▸ AIM OF THE TASK
Return, from the data below, each line that contains the word "triangle".
================
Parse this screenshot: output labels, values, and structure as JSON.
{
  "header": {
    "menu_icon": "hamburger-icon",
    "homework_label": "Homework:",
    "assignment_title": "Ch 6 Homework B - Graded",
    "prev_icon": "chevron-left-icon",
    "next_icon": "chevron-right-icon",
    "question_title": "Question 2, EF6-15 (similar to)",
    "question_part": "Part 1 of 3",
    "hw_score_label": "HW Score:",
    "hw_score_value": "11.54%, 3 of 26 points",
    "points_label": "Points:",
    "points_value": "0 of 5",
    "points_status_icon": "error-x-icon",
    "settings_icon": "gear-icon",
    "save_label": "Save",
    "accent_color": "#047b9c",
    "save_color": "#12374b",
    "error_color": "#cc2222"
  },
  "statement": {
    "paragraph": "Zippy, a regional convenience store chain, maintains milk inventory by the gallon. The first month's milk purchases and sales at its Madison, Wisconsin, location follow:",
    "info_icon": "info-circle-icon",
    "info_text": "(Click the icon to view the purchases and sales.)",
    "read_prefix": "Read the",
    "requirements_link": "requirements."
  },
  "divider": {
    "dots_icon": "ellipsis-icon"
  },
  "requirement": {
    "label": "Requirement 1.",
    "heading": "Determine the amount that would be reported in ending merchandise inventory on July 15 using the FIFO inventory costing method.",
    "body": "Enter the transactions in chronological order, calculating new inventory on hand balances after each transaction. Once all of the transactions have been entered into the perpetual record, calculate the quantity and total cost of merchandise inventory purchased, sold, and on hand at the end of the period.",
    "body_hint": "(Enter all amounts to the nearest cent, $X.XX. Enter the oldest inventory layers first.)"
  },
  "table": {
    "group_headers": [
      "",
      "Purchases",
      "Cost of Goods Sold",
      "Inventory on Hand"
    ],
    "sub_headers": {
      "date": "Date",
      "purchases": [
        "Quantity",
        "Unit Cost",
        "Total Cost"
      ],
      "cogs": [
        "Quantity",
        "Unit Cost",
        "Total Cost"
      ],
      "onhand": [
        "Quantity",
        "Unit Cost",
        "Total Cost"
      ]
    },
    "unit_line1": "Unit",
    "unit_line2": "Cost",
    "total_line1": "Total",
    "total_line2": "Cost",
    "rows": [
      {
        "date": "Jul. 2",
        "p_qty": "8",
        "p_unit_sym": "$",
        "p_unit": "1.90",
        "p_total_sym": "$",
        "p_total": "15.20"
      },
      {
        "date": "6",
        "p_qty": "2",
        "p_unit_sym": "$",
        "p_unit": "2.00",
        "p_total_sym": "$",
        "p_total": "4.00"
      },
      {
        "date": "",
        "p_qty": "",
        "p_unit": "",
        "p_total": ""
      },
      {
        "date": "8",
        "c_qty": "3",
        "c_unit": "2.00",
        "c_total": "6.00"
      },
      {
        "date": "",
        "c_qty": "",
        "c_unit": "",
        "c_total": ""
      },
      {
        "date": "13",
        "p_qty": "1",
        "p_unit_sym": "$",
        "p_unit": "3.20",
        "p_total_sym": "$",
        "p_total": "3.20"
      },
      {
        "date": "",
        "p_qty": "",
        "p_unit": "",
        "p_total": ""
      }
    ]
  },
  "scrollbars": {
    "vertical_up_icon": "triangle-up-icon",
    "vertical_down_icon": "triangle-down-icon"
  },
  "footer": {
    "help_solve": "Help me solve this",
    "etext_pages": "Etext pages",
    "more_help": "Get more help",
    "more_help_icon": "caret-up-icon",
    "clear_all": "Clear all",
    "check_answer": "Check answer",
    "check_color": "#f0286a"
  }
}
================
▸ FINISHED TASK
    "vertical_up_icon": "triangle-up-icon",
    "vertical_down_icon": "triangle-down-icon"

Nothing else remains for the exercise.